You don't need acreage to grow fruits and vegetables. A tomato plant can't tell whether it is in a pot or a plot. As long as it receives the proper care and adequate sunlight, its fruit will be as succulent as any grown on a farm.
Choose the appropriate variety of tomato. Determinate dwarf varieties of tomato grow best in small spaces. While shopping for varieties, look for names like Patio, Pixie, Tiny Tim, Toy Boy, Spring Giant, Tumbling Tom or Small Fry.
Select an appropriate planting location. Tomato plants grown inside, even next to a window, are unlikely to receive sufficient sunlight.
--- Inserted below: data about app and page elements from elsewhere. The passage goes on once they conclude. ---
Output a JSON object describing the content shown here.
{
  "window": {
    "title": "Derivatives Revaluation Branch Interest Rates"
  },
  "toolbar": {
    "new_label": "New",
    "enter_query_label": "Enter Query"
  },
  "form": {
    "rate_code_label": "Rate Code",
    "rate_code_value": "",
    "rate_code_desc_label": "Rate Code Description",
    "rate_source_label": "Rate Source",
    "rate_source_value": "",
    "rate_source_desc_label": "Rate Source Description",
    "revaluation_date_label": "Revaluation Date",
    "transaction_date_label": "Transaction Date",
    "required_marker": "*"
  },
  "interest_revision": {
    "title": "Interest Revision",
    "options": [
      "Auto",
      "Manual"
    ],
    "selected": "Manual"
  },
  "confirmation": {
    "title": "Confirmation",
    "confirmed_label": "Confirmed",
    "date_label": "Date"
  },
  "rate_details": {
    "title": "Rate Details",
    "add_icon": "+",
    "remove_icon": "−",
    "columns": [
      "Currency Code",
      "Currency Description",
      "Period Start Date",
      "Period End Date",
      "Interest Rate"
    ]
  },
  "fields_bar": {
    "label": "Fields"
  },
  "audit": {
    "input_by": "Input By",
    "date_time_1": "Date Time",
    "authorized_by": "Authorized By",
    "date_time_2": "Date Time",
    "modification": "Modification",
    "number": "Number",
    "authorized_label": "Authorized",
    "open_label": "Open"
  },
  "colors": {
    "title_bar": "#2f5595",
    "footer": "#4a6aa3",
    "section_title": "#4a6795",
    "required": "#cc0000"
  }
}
Potted tomato plants should be grown outside on a balcony, porch or any other place where they receive direct sunlight.
Fill a light-colored five-gallon, ventilated pot with a peat-based soil mix that contains vermiculite. (Soil with added fertilizer will do in a pinch, but the vermiculite soil mix will ensure that the soil is properly sterile, aerated and at the appropriate pH.) Then add a slow-release plant fertilizer according to the manufacturer's instructions.
Plant your tomato seeds according to the package's direction, paying special attention to depth. Since tomato plant root systems are extensive, you will only be able to house one plant per pot. However, you may plant several tomato seeds and then choose which seedlings to pull. This is an especially good idea if you have purchased seeds of unknown quality, as all of them may not germinate.
Water the soil until it is damp and make sure it remains so. Remove the pot from direct sunlight until the seed germinates in roughly one week. Once the seedlings have sprouted, move the plants into direct sunlight.
Water your potted tomato plant regularly. Potted plants require more water than those planted in the ground. Check the soil and make sure that it is always moist. don't wait for the plant to show signs of dehydration. When watering your plant, water the soil directly. Wetting the tomato plant's leaves will make the plant vulnerable to mold and disease.